In a column at The Daily Beast, I argue that although Rush Limbaugh constantly complains about race-baiters like Al Sharpton, the talk radio host is himself constantly accusing his political adversaries of racism.
Before I cite numerous examples, I say this:
I share a powerful distaste for characters like Al Sharpton, who deliberately play on the racial anxieties of Americans. As one of the most powerful slurs in American life, “racist” is an accusation that ought to be made rarely, after careful deliberation, with incontrovertible evidence, and never merely to score points at the expense of a political adversary. So I join Mr. Hinderaker and Mr. McCarthy in asserting that Mr. Limbaugh has never been proved a racist, and that race-baiting is an awful feature of American public discourse. It damages reputations and undermines our ability to target actual racism. Those who engage in it deserve our ire.
Adam Sewer is upset by my position — characterizing it, he draws the conclusion that I subscribe to “a milder version” of the proposition that “there are no racists in America.”
This is inaccurate. I think that there are plenty of racists in America.
Mr. Serwer goes on to write:
Friedersdorf’s definition of “actual racism” excludes pretty much anyone who isn’t wearing a white sheet and brandishing a noose, which in a practical sense, just means that you can be as racist as you want as long as you make a minimal effort to conceal or deny it. Or you could just say you aren’t a racist after saying something racist, Friedersdorf will apparently “take you at your word.” What’s the substantive difference for Limbaugh’s targets between Limbaugh employing racism in political argument as a “provocateur” and him somehow not being a racist on the inside? Does that somehow mean that people won’t internalize the message he sends when he implies black people are all on welfare?
A couple points in response:
1) Racism isn’t the only race-related sin in America that harms its targets — one can be a racial provocateur or play on the racism of others and hurt society in profound ways, without ever hating people of a different race, or thinking that they are inferior. Mr. Serwer and I seem to agree that Mr. Limbaugh hurts minorities with some of the comments that he makes. For example, when Mr. Limbaugh claimed that in Barack Obama’s America, white kids are getting beat up on school buses, he stirred up racial anxieties in a way that victimizes credulous white people and black people. Describing his comments as racial provocations rather than racism doesn’t imply that it isn’t wrong, or that no one is hurt by it.
2) Mr. Serwer is right to conclude that my standard for labeling someone a racist isn’t perfect, insofar as some actual racists won’t be branded for lack of proof. Similarly, the presumption of innocence in criminal law, and the “beyond a reasonable doubt” standard for proving guilt, results in some criminals going free for lack of sufficient evidence, despite their guilt. This is galling, sure, but it’s also the most just approach.
Finally, Mr. Serwer writes:
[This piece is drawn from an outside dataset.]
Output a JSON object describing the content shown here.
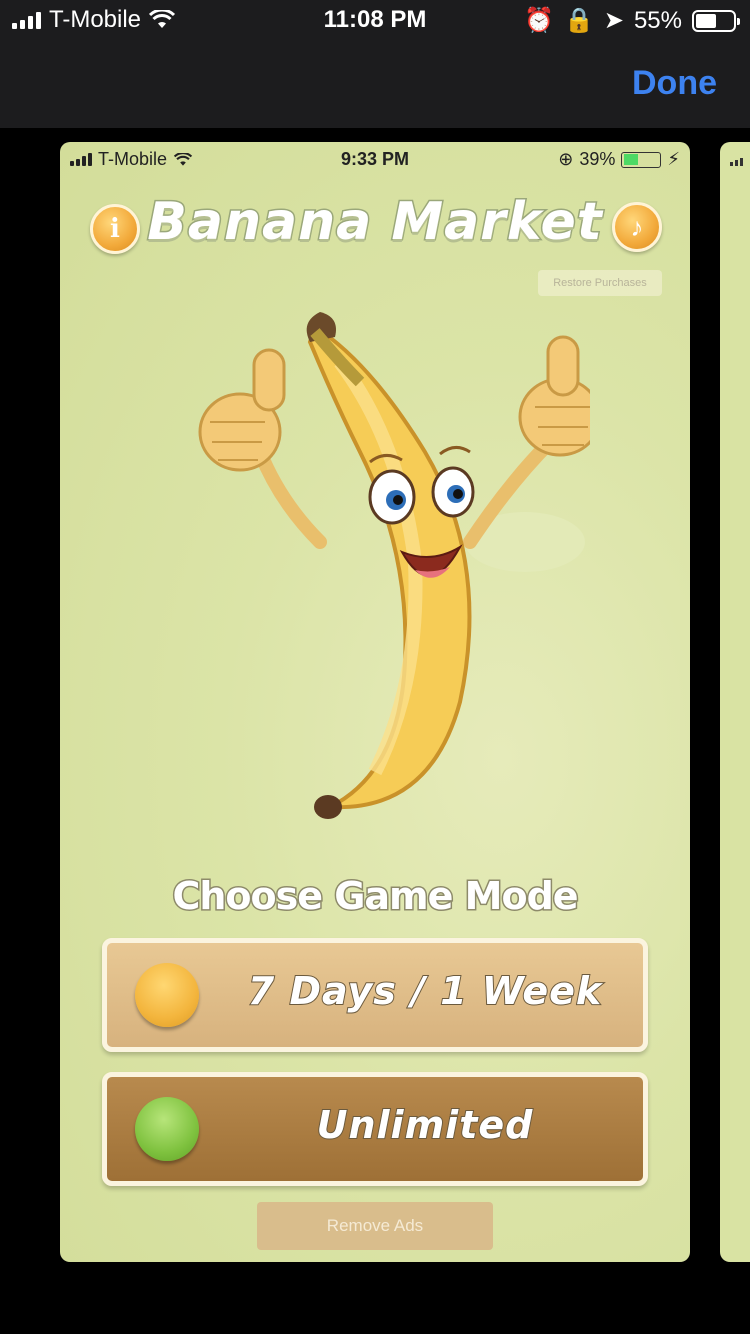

What Friedersdorf is doing by describing the term “racist” as “one of the most powerful slurs in American life” is making an implicit comparison to the word “nigger.” The only problem is that “nigger” is a figment of the American racial imagination, a term that does not describe any actual human beings, whereas racism is all too real — if more appropriately applied to behavior rather than individuals as a whole. “Racist” is only a “slur” if it is inaccurate.
That implicit comparison hadn’t actually occurred to me — I think there are important differences between the words, the most important of which is I think “racist” is a word that discredits the person being labeled, whereas at this point the n-word is a slur that discredits the person doing the labeling. I agree, however, that racist is only a slur of it is inaccurate. My column on Mr. Limbaugh’s use of the term should be evidence enough that it is frequently bandied about inaccurately by people who want to trade on the power it confers. I regard that as an important trend to oppose, whether the perpetrator is Rush Limbaugh or Al Sharpton.